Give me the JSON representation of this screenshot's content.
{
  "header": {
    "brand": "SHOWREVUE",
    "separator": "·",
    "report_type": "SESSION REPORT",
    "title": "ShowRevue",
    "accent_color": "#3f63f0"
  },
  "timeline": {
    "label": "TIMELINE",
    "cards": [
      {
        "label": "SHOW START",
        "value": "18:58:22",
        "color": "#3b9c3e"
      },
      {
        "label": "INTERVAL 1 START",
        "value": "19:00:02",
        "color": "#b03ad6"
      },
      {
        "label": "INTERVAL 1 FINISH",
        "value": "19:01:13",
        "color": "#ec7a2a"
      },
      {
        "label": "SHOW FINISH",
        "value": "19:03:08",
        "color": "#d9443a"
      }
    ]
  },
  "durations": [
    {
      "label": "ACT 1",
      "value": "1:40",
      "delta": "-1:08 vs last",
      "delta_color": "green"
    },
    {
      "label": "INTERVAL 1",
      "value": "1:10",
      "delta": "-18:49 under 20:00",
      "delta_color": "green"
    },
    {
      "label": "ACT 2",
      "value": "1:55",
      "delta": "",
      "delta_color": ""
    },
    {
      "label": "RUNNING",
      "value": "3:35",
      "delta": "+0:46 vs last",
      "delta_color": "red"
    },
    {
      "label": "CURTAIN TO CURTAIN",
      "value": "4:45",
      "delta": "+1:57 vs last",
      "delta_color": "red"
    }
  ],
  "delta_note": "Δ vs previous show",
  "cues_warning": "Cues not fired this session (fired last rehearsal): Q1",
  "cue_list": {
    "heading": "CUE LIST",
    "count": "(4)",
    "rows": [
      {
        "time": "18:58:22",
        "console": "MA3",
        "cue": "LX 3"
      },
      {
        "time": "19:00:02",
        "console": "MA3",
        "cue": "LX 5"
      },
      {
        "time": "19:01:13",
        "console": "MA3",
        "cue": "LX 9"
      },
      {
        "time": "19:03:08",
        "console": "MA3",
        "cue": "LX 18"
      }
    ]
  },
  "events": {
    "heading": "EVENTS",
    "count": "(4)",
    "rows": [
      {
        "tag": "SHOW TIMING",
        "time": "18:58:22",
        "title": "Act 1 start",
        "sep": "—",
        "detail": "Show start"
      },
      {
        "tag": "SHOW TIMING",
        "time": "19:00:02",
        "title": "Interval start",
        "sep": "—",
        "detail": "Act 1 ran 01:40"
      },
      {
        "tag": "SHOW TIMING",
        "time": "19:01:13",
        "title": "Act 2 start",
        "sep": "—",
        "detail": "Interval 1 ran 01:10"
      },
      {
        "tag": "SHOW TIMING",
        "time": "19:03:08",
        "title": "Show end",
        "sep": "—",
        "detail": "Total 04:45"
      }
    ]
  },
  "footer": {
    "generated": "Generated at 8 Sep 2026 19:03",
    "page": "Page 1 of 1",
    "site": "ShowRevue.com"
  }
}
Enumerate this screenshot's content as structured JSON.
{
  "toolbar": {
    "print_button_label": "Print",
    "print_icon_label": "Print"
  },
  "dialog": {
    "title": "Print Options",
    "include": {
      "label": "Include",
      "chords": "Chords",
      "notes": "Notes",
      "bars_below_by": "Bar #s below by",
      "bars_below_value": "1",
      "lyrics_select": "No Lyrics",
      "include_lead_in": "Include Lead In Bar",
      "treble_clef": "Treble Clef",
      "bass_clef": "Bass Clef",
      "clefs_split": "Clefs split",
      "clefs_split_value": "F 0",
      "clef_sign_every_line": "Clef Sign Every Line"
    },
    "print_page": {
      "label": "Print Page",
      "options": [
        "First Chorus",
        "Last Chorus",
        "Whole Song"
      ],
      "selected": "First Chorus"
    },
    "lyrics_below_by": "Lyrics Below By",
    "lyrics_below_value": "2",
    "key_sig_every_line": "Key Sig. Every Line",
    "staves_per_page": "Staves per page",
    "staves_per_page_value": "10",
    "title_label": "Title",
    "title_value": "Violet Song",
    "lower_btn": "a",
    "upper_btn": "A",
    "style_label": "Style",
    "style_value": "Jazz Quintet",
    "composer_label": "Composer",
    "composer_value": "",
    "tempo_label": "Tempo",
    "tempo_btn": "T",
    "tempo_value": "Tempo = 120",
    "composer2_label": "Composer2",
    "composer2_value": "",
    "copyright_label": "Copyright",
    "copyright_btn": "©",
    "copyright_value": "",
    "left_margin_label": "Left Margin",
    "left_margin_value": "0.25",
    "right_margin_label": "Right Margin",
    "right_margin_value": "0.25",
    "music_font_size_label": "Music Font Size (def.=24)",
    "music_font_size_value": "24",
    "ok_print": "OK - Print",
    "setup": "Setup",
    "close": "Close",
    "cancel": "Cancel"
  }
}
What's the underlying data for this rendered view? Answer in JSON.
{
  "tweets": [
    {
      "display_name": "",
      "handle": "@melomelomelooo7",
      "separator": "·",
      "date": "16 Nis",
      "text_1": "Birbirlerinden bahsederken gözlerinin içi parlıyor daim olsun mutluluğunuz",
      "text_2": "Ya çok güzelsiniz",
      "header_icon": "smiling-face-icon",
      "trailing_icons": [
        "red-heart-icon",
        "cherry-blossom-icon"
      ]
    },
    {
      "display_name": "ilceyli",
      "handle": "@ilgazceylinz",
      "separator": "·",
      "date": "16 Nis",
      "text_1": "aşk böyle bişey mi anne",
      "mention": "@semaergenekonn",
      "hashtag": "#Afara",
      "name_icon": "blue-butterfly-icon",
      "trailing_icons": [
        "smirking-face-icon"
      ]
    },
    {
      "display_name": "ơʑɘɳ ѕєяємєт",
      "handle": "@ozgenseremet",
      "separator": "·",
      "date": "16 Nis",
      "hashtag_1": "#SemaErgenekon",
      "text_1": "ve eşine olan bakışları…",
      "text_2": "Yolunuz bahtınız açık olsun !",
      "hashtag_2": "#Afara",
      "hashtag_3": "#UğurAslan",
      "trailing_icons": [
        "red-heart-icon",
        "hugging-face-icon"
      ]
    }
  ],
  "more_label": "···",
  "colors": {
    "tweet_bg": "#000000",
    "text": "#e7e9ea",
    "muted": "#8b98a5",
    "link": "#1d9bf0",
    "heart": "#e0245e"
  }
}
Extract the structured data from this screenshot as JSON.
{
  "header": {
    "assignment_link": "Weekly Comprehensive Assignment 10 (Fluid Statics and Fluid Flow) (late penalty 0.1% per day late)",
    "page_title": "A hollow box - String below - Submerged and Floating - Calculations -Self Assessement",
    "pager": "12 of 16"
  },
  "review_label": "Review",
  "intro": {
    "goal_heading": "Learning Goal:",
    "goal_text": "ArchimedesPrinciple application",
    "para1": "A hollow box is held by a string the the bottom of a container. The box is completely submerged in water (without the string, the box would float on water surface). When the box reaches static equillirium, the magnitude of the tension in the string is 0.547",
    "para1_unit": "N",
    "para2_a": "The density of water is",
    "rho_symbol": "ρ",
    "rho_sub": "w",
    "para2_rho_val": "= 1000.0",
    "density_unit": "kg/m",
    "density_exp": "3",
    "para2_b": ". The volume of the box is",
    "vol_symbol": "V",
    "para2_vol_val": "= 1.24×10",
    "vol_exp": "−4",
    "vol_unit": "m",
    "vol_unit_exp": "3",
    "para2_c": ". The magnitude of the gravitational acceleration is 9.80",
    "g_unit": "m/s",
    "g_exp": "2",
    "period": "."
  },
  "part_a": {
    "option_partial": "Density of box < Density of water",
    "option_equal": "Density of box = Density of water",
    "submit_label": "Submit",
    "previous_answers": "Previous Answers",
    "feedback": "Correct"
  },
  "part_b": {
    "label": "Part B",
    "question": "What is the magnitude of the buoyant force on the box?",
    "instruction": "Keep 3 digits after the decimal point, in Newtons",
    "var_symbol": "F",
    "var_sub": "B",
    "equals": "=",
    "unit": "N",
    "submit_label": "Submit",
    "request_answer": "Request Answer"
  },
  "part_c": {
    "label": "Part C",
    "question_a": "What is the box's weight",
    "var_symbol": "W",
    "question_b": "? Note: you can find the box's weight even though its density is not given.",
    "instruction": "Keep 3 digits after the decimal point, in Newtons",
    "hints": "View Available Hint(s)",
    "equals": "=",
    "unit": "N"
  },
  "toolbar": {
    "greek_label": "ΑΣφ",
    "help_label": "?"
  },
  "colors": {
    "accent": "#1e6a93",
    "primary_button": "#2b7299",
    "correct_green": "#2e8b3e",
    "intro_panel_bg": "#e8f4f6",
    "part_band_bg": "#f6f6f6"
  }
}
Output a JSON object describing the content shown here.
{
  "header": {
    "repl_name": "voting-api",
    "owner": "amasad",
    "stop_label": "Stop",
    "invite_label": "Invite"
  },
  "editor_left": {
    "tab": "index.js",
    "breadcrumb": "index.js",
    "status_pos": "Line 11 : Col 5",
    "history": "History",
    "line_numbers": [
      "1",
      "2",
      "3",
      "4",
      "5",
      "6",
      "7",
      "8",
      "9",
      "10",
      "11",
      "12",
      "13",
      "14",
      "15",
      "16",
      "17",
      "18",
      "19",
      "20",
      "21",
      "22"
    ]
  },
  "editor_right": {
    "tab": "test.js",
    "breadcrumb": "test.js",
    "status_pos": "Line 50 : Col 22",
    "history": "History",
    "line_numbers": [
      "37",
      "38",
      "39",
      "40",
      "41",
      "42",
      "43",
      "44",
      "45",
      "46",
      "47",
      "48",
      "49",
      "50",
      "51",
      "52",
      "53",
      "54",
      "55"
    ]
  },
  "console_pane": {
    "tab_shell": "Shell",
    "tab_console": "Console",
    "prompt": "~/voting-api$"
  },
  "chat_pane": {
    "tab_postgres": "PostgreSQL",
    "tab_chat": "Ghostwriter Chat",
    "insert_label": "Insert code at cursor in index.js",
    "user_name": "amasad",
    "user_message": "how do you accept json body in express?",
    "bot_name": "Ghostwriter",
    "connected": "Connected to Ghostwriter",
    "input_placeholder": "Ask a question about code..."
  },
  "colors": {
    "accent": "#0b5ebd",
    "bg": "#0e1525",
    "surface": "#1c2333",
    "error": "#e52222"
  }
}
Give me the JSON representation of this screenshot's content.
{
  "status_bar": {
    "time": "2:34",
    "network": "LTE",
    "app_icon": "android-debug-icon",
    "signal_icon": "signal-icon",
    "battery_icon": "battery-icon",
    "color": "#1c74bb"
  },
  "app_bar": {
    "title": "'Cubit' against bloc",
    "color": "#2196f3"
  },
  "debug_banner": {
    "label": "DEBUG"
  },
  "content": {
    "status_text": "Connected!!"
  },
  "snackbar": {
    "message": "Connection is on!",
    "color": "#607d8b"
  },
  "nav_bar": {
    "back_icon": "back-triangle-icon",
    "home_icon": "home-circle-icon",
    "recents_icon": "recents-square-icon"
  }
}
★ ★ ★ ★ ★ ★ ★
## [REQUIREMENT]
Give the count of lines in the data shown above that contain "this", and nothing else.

## [ANSWER]
6